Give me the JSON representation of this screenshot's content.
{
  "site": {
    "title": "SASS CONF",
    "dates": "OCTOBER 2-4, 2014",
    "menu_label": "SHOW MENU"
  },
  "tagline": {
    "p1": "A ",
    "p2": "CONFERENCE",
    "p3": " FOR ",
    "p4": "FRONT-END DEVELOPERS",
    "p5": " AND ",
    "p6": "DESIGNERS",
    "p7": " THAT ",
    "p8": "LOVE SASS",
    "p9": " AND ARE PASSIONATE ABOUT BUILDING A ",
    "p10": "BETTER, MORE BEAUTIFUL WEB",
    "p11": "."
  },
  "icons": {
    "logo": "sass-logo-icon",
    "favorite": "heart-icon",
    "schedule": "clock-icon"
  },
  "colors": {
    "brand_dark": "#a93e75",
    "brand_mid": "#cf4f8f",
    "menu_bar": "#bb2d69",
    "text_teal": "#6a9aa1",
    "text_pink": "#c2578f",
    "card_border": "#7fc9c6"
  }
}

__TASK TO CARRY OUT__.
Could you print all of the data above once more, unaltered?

__EXERCISE OUTPUT__.
Give me the JSON representation of this screenshot's content.
{
  "site": {
    "title": "SASS CONF",
    "dates": "OCTOBER 2-4, 2014",
    "menu_label": "SHOW MENU"
  },
  "tagline": {
    "p1": "A ",
    "p2": "CONFERENCE",
    "p3": " FOR ",
    "p4": "FRONT-END DEVELOPERS",
    "p5": " AND ",
    "p6": "DESIGNERS",
    "p7": " THAT ",
    "p8": "LOVE SASS",
    "p9": " AND ARE PASSIONATE ABOUT BUILDING A ",
    "p10": "BETTER, MORE BEAUTIFUL WEB",
    "p11": "."
  },
  "icons": {
    "logo": "sass-logo-icon",
    "favorite": "heart-icon",
    "schedule": "clock-icon"
  },
  "colors": {
    "brand_dark": "#a93e75",
    "brand_mid": "#cf4f8f",
    "menu_bar": "#bb2d69",
    "text_teal": "#6a9aa1",
    "text_pink": "#c2578f",
    "card_border": "#7fc9c6"
  }
}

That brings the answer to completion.